Stamp duty is taxed under many different bands, as explained above, and is calculated on the price of the property, according to the MoneyAdviceService.co.uk. Normally for example, if the house costs £275,000 then the stamp duty tax would be zero per cent on the first £125,000 as this is the threshold, then two percent on the next £125,000 and five per cent on the last £125,000. This would bring the payable stamp duty to £3,750.
However, as noted, under the changes that are being proposed by the chancellor, there would be no stamp duty payable on a property worth £275,000.
When did the changes to stamp duty start?
According to The Times, the chancellor finalised his plans to change stamp duty on Wednesday July 8, with changes coming into immediate effect.
The announcement in July was well received by the housing market, who saw shares increase in house-building construction companies and estate agents like Foxtons and Purplebricks.
Will first time buyers pay stamp duty in 2020?
Under the normal thresholds, if you’re looking to buy a home for the first time, then you will pay no Stamp Duty Land Tax on any property worth up to £300,000 – saving buyers £5,000. However, under the stamp duty changes in 2020, first time buyers would be eligible for a stamp duty holiday of up to £500,000 just like everyone else.
So while first time buyers still have to pay Stamp Duty, it’s not required for properties worth less than £300,000 or under the chancellor’s changes, on properties worth up to £500,000.
What is the stamp duty charge?
Stamp Duty Land Tax (SDLT) works as a one-off tax that applies each time you buy a new property – whether that’s a second home or you’re a first time buyer. Normally a solicitor will arrange the payment for you and you must pay it shortly after the date you complete the purchase of the property.
The tax applies whether you’re buying a freehold (you own the land) or a leasehold (the freeholder owns the land) property, and whether you’re paying for it up front or with a mortgage plan.
Before Rishi Sunak’s proposals, if were buying a residential property or land that costs over £125,000 in England, Wales or Northern Ireland, you have to pay stamp duty.

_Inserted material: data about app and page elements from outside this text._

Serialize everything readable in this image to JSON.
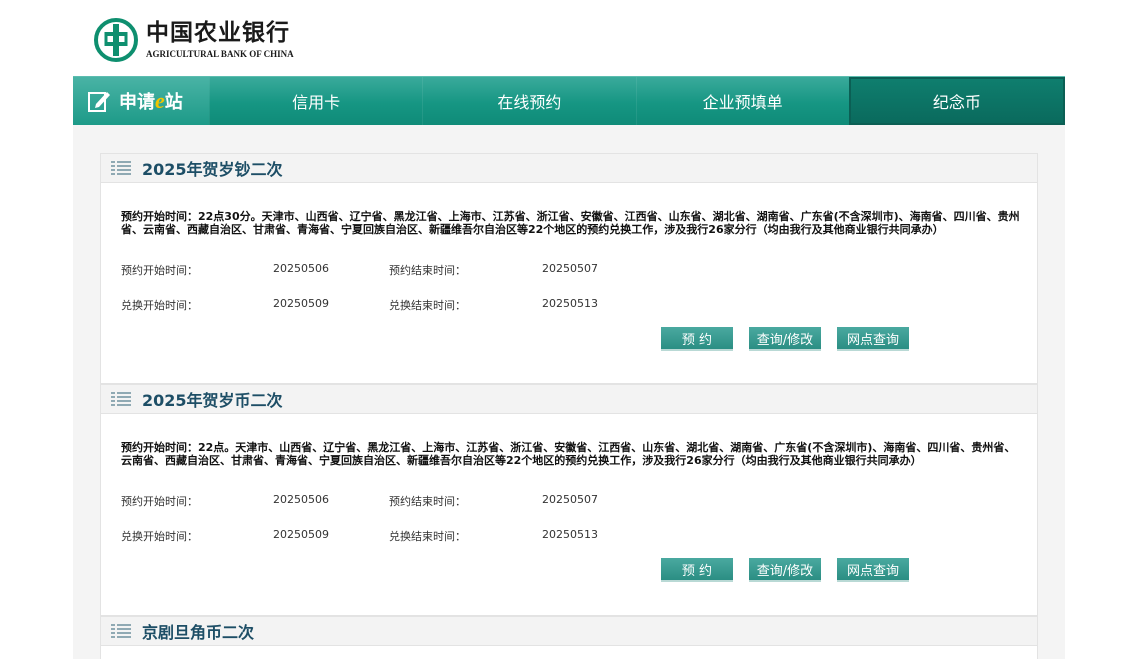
{
  "logo": {
    "cn": "中国农业银行",
    "en": "AGRICULTURAL BANK OF CHINA"
  },
  "nav": {
    "brand_prefix": "申请",
    "brand_e": "e",
    "brand_suffix": "站",
    "tabs": [
      {
        "label": "信用卡",
        "active": false
      },
      {
        "label": "在线预约",
        "active": false
      },
      {
        "label": "企业预填单",
        "active": false
      },
      {
        "label": "纪念币",
        "active": true
      }
    ]
  },
  "colors": {
    "accent": "#169683",
    "title": "#1d4e66",
    "button": "#3a9d93"
  },
  "sections": [
    {
      "title": "2025年贺岁钞二次",
      "desc": "预约开始时间：22点30分。天津市、山西省、辽宁省、黑龙江省、上海市、江苏省、浙江省、安徽省、江西省、山东省、湖北省、湖南省、广东省(不含深圳市)、海南省、四川省、贵州省、云南省、西藏自治区、甘肃省、青海省、宁夏回族自治区、新疆维吾尔自治区等22个地区的预约兑换工作，涉及我行26家分行（均由我行及其他商业银行共同承办）",
      "reserve_start_label": "预约开始时间：",
      "reserve_start": "20250506",
      "reserve_end_label": "预约结束时间：",
      "reserve_end": "20250507",
      "exchange_start_label": "兑换开始时间：",
      "exchange_start": "20250509",
      "exchange_end_label": "兑换结束时间：",
      "exchange_end": "20250513",
      "btn_reserve": "预 约",
      "btn_query": "查询/修改",
      "btn_branch": "网点查询"
    },
    {
      "title": "2025年贺岁币二次",
      "desc": "预约开始时间：22点。天津市、山西省、辽宁省、黑龙江省、上海市、江苏省、浙江省、安徽省、江西省、山东省、湖北省、湖南省、广东省(不含深圳市)、海南省、四川省、贵州省、云南省、西藏自治区、甘肃省、青海省、宁夏回族自治区、新疆维吾尔自治区等22个地区的预约兑换工作，涉及我行26家分行（均由我行及其他商业银行共同承办）",
      "reserve_start_label": "预约开始时间：",
      "reserve_start": "20250506",
      "reserve_end_label": "预约结束时间：",
      "reserve_end": "20250507",
      "exchange_start_label": "兑换开始时间：",
      "exchange_start": "20250509",
      "exchange_end_label": "兑换结束时间：",
      "exchange_end": "20250513",
      "btn_reserve": "预 约",
      "btn_query": "查询/修改",
      "btn_branch": "网点查询"
    },
    {
      "title": "京剧旦角币二次"
    }
  ]
}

If you live in Scotland, you still pay a lump sum tax when you purchase a property. However, it’s called the Land and Buildings Transaction Tax and the main distinction between the two is that it uses different rate thresholds to determine how much you pay.

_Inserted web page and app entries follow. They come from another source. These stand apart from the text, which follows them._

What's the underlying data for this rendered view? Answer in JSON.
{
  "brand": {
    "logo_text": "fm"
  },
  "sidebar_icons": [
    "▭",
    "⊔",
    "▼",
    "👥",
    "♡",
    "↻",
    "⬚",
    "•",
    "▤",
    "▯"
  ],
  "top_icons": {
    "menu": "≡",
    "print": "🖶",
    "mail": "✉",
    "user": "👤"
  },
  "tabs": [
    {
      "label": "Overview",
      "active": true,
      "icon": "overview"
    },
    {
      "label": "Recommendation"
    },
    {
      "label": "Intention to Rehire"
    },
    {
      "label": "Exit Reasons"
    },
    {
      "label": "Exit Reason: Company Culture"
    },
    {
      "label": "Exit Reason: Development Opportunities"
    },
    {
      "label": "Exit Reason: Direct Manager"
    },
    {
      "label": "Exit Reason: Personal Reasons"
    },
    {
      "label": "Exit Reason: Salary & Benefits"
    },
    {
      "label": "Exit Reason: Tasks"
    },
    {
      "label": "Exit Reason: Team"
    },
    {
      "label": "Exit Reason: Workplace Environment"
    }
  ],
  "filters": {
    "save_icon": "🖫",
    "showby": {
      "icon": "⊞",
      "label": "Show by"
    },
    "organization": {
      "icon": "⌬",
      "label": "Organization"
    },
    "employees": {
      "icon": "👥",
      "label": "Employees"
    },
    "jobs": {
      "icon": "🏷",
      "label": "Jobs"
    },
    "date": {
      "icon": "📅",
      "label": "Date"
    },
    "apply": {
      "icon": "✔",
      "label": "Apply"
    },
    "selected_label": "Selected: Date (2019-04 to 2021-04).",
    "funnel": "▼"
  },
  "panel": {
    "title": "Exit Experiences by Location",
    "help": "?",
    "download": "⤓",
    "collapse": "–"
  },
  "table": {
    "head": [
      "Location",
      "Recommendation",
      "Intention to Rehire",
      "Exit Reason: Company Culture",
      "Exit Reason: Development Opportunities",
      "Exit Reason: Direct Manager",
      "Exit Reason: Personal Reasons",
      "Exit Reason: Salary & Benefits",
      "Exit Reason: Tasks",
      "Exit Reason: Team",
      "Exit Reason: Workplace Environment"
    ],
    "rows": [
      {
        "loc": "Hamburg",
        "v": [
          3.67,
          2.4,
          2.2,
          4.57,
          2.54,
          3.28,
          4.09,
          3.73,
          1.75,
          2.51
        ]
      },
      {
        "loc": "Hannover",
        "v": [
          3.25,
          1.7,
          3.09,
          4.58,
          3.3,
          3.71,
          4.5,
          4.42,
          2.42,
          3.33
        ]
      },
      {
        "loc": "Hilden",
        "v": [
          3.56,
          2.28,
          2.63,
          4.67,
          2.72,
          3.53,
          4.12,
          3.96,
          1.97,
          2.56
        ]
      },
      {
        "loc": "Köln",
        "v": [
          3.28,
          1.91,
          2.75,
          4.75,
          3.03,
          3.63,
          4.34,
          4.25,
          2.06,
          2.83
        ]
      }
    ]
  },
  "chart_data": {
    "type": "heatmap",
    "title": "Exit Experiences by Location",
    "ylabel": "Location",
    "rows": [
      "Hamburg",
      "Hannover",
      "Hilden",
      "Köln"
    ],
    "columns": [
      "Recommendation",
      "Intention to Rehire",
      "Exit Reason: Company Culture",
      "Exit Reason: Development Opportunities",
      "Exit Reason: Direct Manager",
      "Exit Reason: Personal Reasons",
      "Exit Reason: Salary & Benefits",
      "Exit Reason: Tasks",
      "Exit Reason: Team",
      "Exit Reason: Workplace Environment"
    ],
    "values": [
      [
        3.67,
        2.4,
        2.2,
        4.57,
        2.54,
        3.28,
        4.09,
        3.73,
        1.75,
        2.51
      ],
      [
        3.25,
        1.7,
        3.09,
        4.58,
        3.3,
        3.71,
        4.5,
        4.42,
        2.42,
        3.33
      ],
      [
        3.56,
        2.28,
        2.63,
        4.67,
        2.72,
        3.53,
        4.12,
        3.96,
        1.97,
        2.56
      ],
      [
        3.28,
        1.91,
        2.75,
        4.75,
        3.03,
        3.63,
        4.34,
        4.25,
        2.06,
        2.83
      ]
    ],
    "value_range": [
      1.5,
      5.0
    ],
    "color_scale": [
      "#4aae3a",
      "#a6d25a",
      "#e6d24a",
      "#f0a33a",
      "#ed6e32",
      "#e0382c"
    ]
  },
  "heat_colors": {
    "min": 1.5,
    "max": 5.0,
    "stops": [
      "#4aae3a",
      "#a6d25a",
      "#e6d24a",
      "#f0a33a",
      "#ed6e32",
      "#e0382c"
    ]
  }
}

Who pays stamp duty – the buyer or seller?
When you’re looking to buy a property, stamp duty is one of the top things to consider as the law around who pays it is very specific. Many people believe that both parties will pay the property tax, but under UK law it is always the buyer who pays the stamp duty.

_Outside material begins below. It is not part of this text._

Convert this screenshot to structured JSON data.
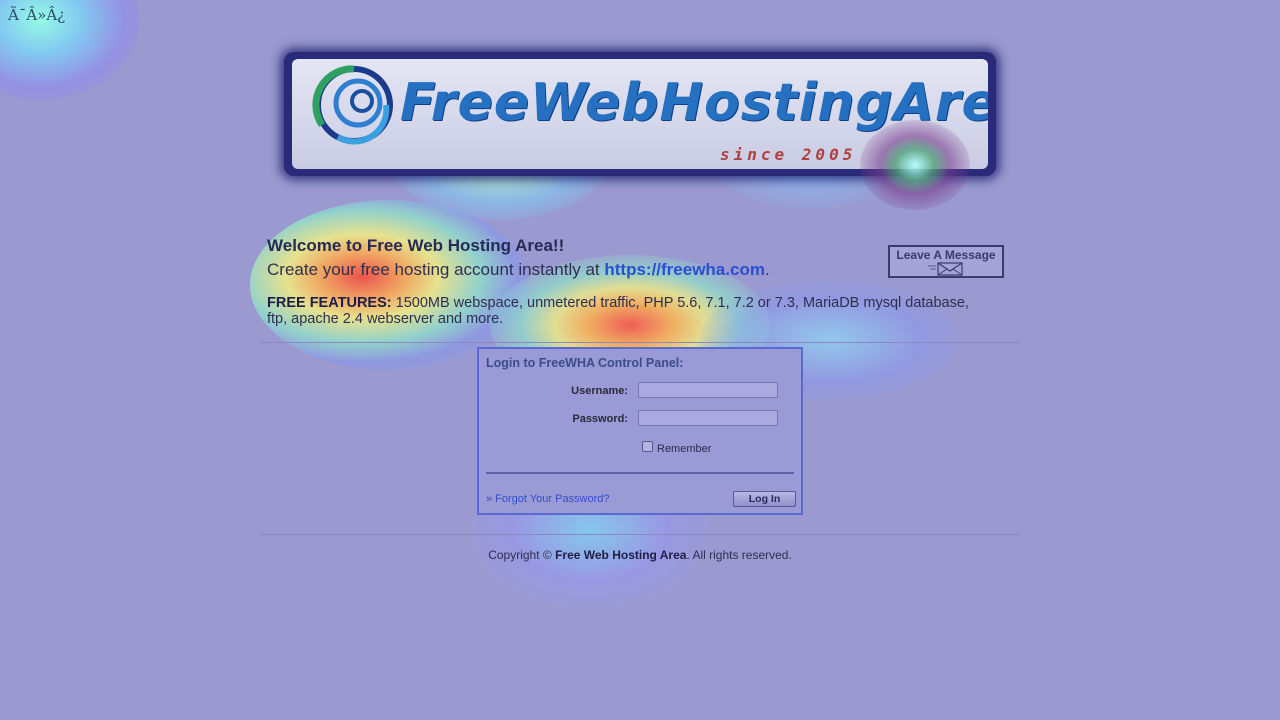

Most solicitors or conveyancers will arrange your stamp duty payment for you, although you can also do it yourself. Either way, the buyer is responsible for making sure the return is completed within the deadline to avoid a fine and the possibility of paying interest on the overdue payment.
Even if your new home costs under the threshold and you won’t be paying any stamp duty, you still need to file a return, unless the property costs less than £40,000.
When do you pay stamp duty on a house?
Unlike many of the other fees that need to paid before the final transaction for the house goes through, stamp duty is paid after the sale is complete. As of March 2019, buyers have 14 days to file their return and pay the stamp duty due.
The 14 days will begin from the date that the house purchase is finalised and if you don’t file your return and pay the tax in time, then the HMRC could charge you with penalties and interest.